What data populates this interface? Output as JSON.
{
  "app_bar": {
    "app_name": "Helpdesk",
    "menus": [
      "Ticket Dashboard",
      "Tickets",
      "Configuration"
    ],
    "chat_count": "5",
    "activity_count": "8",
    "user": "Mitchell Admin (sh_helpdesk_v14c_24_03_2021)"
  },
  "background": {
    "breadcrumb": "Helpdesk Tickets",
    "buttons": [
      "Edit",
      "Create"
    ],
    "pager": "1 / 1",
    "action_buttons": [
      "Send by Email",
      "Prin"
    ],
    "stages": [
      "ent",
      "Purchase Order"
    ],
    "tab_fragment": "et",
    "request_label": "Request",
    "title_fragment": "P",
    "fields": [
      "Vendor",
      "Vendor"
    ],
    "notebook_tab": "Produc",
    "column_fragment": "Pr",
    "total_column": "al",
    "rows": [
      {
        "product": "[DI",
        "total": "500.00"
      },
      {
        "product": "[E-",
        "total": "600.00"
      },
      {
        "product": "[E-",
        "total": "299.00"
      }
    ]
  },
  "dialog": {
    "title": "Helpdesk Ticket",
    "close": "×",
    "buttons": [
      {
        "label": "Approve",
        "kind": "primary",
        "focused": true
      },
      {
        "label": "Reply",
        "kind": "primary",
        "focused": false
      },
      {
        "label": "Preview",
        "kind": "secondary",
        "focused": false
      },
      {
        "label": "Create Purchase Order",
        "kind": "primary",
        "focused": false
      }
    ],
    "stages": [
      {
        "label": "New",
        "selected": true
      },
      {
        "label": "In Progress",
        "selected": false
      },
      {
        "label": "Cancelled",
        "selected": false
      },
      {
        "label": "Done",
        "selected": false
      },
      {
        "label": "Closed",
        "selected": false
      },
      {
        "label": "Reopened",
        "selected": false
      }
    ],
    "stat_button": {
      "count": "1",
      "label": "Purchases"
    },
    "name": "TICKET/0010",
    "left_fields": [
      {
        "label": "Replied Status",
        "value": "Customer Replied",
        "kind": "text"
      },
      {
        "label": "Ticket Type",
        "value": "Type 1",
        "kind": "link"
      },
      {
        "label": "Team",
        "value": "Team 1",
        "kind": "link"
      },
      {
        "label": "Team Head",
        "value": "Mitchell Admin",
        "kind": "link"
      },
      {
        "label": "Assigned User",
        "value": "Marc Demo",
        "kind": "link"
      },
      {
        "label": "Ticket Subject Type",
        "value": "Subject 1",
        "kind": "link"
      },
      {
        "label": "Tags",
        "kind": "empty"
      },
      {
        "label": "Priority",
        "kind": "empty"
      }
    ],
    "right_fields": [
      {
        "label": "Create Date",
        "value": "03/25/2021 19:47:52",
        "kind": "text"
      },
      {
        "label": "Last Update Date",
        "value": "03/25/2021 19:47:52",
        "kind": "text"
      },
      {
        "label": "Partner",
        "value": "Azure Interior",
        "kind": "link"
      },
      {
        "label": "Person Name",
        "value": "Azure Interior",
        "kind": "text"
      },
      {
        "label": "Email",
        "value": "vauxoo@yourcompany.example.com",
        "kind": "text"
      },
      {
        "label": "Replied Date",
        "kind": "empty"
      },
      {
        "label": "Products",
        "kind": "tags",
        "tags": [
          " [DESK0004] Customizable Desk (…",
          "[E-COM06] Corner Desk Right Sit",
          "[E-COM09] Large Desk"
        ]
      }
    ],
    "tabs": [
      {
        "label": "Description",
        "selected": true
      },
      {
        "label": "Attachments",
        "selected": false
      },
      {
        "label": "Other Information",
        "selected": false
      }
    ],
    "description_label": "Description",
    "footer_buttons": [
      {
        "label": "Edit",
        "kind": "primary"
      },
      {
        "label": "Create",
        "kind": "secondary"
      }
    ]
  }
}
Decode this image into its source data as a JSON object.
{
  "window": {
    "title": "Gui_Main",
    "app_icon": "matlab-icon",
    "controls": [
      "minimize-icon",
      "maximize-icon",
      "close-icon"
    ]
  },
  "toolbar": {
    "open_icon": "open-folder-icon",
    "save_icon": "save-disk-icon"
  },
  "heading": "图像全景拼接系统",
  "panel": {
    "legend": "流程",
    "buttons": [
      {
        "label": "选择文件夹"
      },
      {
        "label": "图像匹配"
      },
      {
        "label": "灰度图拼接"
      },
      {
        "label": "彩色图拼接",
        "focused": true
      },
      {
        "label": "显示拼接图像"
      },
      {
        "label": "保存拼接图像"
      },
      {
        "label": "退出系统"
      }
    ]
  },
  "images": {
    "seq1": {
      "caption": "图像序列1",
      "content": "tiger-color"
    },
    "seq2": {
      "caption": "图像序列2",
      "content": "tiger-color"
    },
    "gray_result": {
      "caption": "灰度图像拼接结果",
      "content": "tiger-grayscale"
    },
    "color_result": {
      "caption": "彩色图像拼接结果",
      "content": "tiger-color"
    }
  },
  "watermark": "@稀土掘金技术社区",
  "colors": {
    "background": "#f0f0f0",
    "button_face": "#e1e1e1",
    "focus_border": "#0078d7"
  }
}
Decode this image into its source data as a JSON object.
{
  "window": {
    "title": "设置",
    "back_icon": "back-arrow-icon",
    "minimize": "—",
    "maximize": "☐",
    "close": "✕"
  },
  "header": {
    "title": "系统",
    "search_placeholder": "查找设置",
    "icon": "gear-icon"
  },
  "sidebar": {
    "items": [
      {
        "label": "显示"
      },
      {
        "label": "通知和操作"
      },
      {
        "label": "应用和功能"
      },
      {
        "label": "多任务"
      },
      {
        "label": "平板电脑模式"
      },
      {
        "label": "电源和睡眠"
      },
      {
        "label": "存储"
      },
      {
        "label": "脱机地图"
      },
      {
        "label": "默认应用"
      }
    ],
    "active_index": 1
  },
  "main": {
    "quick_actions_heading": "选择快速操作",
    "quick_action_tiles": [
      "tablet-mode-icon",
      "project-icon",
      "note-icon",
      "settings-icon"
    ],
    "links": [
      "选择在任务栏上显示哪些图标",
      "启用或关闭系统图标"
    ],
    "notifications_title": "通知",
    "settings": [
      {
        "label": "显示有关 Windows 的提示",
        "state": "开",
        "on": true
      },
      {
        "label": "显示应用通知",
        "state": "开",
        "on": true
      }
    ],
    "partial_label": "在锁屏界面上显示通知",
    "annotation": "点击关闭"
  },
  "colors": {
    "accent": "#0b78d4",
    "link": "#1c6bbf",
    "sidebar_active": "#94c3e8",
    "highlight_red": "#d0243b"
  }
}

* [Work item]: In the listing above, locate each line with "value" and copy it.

* [Reply]:
        "value": "Customer Replied",
        "value": "Type 1",
        "value": "Team 1",
        "value": "Mitchell Admin",
        "value": "Marc Demo",
        "value": "Subject 1",
        "value": "03/25/2021 19:47:52",
        "value": "03/25/2021 19:47:52",
        "value": "Azure Interior",
        "value": "Azure Interior",
        "value": "vauxoo@yourcompany.example.com",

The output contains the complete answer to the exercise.